Under the direction of Mr. Prince, each Inter-Continental Hotel was designed and created to give each guest the feeling of the local culture, thus giving each Hotel is own personality. The interior art was designed by Randolph Beaumont: a pseudonym name of New York artist Mr. Stanley Linder. Linder was called to create the art as Prince could not locate artisits in the local area that would have been able to supply each room with framed hanging art.
Mr. Linder created various renderings that were copied through the Block Print processed, framed and signed under his pseudonym name. These Prints were samples of what were actually hung in the Guest rooms and Suite rooms to create that local personality of the Hotel. The Hotel opened to the public in 1968 with great success.
Today, Intercontinental Lusaka provides international travelers with an ideal 5 star location for their stay. A choice of Lusaka’s leading Restaurant are found within the hotel, which offer a wide choice of International cuisines along with an extensive Health Club and a 24hrs Business Center. The Hotel boasts of 9 meeting rooms equipped to host events from a private business meeting to large conferences. The ideal ‘Meeting Place’ offers state-of-the art audiovisual and high speed Internet connectivity. Intercontinental Lusaka will make your stay very successful and you will enjoy the warm Zambian culture and hospitality.

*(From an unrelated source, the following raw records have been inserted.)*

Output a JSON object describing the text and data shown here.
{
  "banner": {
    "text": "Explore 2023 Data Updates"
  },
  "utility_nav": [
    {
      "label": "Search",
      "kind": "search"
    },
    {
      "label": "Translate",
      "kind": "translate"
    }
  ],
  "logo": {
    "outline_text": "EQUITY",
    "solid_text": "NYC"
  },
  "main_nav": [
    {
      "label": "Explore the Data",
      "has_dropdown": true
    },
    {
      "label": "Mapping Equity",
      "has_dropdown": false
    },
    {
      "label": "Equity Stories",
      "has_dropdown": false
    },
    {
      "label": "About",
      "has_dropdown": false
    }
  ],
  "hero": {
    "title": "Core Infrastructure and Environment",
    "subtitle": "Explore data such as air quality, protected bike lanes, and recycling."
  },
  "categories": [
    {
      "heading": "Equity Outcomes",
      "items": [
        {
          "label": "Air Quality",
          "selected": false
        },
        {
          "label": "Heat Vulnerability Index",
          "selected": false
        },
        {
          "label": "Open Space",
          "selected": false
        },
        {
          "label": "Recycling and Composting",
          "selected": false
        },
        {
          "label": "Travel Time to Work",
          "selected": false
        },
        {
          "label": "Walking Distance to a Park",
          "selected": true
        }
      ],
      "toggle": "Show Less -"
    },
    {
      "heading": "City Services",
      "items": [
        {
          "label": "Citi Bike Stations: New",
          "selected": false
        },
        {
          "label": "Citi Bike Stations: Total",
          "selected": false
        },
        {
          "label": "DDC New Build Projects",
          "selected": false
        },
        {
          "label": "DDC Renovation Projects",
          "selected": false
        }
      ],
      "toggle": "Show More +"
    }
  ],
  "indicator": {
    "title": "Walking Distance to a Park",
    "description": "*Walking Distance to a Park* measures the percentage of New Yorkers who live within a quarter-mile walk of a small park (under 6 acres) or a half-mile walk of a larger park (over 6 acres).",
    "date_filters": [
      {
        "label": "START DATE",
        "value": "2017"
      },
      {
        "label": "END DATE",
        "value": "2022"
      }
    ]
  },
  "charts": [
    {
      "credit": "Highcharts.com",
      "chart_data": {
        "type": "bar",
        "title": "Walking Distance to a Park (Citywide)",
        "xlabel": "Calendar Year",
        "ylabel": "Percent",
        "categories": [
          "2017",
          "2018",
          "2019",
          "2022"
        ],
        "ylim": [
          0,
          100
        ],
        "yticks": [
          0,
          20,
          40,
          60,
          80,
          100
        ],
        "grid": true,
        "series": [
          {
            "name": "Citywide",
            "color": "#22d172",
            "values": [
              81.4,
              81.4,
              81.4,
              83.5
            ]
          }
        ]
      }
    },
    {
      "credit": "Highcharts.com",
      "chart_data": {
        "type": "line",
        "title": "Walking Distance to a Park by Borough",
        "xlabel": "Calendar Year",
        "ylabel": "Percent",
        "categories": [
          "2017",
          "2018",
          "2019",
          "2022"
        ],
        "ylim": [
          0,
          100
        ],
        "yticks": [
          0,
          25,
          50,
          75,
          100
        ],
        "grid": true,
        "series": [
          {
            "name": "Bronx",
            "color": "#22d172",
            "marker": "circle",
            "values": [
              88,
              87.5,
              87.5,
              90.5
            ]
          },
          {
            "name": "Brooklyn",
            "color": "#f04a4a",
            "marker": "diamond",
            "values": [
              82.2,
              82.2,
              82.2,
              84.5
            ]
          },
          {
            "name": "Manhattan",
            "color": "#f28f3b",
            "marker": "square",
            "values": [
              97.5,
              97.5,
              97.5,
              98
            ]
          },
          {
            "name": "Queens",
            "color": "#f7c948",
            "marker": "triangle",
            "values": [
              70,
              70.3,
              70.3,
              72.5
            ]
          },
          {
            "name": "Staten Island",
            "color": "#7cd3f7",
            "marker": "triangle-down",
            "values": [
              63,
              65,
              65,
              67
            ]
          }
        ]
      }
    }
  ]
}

Line construction began in September 1892.The Bulawayo line was completed in October 1897 and the Mutare line in February 1898. The link between Salisbury and Bulawayo was finally completed in October 1902 after initial construction was brought to a halt by the outbreak of the Anglo-Boer War in October 1899, when materials had to be brought in on the Beira line.
The next stage was the line northwards from Bulawayo, which began in 1903, crossed the
Zambezi River at Victoria Falls in September 1905 and reached the Congo border in December 1909.
For several years this whole system was operated by the Mashonaland Railway Company under the title Beira and Mashonaland and Rhodesia Railways, but on 1 October 1927 Rhodesia Railways Company became the working company.
On 1 October 1936 Rhodesia Railways Limited became the owners of the whole railway system in Zimbabwe and Zambia as well as the Vryburg-Bulawayo section.
On 1 April 1947 the then Rhodesian Government acquired the assets of Rhodesia Railways Limited and on 1 November 1949 the undertaking became a statutory body known as Rhodesia Railways. On 1 July 1967 the system was divided at the Victoria Falls bridge, with Zambia Railways in the north and Rhodesia Railways in the south.
The Rhodesia Railways was re-designated Zimbabwe Rhodesia Railways on 1st June, 1979 and finally National Railways of Zimbabwe on 1st May, 1980 soon after the attainment of national Independence.
A J Butler & Co Ltd was an import agent based in Bulawayo. In December, 1934, the US Senate set up a Special Committee investigating the munitions industry with the intent to make certain investigations concerning the manufacture and sale of arms and other war ammunitions. A J Butler & Co was listed as an agent for the Winchester Repeating Arms Co.
In the mid-1940’s, it appears that the company may have become an agent under Halsted & Company Ltd. Robert Halsted had moved to Bulawayo in the 1920’s to set up an agency business and by the end of 1949 his brother Paul joined him to create Halsted Brothers Ltd.